Action item: Look for the string "Configuration" in the data below, and copy each line that holds it.

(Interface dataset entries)
########

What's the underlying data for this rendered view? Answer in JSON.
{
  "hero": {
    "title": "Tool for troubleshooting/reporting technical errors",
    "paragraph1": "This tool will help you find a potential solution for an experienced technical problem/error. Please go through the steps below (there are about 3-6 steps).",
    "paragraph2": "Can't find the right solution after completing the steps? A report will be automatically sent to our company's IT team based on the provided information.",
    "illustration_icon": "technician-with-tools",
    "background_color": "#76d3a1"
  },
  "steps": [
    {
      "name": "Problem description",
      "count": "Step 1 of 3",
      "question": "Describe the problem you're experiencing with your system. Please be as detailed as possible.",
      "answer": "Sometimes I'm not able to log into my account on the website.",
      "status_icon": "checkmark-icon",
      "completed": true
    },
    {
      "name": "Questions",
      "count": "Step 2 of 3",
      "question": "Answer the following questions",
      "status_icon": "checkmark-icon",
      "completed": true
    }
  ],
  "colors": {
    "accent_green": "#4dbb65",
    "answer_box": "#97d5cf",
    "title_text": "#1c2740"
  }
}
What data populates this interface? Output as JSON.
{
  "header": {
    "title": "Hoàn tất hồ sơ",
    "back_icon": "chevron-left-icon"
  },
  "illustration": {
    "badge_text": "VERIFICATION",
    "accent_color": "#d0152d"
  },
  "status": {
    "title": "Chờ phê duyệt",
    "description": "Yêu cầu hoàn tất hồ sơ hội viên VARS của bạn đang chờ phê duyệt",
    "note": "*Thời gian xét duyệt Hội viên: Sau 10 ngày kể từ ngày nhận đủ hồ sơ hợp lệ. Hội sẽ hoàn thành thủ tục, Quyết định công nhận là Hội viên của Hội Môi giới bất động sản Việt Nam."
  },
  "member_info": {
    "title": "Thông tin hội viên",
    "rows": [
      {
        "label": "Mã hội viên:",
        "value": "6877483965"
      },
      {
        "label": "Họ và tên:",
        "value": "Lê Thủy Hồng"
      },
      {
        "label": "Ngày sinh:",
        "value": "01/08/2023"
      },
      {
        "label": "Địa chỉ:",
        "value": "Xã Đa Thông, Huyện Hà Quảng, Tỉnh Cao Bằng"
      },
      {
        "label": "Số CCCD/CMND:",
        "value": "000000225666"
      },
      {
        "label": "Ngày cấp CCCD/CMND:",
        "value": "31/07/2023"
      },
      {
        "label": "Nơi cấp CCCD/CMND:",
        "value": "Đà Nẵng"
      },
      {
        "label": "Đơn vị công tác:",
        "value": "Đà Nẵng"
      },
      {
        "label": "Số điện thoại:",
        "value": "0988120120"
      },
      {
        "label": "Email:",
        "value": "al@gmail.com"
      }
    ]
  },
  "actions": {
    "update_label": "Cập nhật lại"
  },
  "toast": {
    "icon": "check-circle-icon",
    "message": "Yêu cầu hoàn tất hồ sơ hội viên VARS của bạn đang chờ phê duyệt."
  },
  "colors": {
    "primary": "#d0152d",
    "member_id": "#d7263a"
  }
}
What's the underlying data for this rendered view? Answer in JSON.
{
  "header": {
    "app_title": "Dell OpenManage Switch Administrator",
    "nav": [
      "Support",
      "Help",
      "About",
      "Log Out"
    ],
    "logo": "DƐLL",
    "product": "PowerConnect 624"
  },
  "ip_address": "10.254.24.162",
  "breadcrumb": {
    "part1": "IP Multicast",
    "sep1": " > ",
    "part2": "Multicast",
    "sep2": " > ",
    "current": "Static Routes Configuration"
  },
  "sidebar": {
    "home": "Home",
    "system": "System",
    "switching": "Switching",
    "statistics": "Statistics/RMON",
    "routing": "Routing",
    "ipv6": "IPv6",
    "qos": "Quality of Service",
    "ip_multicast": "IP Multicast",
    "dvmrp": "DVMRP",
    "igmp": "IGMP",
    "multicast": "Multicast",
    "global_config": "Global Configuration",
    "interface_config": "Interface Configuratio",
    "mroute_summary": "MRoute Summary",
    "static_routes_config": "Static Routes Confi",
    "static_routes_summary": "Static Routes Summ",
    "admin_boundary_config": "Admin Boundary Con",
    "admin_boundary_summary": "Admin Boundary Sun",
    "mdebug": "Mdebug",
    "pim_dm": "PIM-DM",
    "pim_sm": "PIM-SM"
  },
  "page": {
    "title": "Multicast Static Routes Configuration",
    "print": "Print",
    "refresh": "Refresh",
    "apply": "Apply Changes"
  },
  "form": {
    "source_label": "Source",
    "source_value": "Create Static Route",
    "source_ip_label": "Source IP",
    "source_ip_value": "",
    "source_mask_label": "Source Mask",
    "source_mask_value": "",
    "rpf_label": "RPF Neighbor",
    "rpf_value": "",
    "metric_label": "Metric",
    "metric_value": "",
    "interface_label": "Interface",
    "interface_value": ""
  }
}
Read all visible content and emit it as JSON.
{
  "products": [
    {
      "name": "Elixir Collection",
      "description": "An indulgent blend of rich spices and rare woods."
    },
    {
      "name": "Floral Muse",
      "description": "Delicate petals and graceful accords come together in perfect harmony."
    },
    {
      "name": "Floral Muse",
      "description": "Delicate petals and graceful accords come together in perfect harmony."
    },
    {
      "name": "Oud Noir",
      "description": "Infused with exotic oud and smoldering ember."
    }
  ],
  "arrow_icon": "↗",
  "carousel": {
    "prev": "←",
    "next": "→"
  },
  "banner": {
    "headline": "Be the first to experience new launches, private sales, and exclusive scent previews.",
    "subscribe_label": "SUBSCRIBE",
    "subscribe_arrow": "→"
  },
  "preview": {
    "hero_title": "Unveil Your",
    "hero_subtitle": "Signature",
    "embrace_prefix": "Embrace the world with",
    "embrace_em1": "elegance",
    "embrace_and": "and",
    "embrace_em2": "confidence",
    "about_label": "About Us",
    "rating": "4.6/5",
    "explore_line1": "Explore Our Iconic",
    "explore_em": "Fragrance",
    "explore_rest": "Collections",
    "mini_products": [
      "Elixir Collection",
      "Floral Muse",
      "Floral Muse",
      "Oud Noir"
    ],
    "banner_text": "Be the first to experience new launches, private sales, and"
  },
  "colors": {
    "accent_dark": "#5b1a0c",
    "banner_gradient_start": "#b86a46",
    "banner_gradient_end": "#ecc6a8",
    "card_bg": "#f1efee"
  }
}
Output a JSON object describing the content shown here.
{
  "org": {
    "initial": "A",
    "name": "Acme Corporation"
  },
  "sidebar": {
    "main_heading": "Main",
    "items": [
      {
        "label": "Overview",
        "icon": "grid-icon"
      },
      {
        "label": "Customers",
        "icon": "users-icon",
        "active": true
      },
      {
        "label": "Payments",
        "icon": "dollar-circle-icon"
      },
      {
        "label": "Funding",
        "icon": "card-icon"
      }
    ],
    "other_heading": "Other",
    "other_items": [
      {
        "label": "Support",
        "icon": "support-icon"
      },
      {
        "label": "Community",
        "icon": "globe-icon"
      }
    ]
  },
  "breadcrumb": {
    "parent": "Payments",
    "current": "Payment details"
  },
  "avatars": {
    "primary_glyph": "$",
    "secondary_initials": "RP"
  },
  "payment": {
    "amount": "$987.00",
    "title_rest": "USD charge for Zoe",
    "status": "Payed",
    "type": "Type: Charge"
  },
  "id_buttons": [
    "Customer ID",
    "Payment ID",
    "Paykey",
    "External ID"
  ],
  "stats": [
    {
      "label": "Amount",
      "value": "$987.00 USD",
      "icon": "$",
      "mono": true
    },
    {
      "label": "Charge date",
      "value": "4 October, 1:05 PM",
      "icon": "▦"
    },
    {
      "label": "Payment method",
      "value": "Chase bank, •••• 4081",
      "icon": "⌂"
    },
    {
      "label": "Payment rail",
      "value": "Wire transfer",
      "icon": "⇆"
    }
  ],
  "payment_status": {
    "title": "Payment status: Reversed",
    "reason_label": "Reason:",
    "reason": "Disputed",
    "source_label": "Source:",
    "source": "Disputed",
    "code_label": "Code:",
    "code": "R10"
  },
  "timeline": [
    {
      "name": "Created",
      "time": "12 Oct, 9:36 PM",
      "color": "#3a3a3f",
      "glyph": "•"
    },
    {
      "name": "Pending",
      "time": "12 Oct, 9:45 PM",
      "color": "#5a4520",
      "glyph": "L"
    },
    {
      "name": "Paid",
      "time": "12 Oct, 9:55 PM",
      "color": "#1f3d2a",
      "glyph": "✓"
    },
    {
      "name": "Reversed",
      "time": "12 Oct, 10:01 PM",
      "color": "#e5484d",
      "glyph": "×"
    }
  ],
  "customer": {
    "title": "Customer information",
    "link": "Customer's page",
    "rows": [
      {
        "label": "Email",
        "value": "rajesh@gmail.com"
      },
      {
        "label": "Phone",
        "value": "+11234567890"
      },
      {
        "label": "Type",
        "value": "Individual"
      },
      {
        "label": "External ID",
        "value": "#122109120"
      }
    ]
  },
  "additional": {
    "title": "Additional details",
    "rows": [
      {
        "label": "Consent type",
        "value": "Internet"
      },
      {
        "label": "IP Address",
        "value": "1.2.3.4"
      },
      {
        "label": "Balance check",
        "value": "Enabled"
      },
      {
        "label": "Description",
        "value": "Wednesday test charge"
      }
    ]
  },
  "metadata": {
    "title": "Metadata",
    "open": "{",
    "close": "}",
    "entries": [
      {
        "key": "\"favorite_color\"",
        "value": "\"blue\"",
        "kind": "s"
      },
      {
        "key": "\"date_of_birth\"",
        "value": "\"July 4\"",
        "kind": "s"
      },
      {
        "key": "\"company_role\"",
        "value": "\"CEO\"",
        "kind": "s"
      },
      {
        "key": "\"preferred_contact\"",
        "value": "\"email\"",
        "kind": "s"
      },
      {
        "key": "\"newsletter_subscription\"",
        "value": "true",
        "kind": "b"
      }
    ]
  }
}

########

Result of this task:
    "current": "Static Routes Configuration"
    "global_config": "Global Configuration",
    "title": "Multicast Static Routes Configuration",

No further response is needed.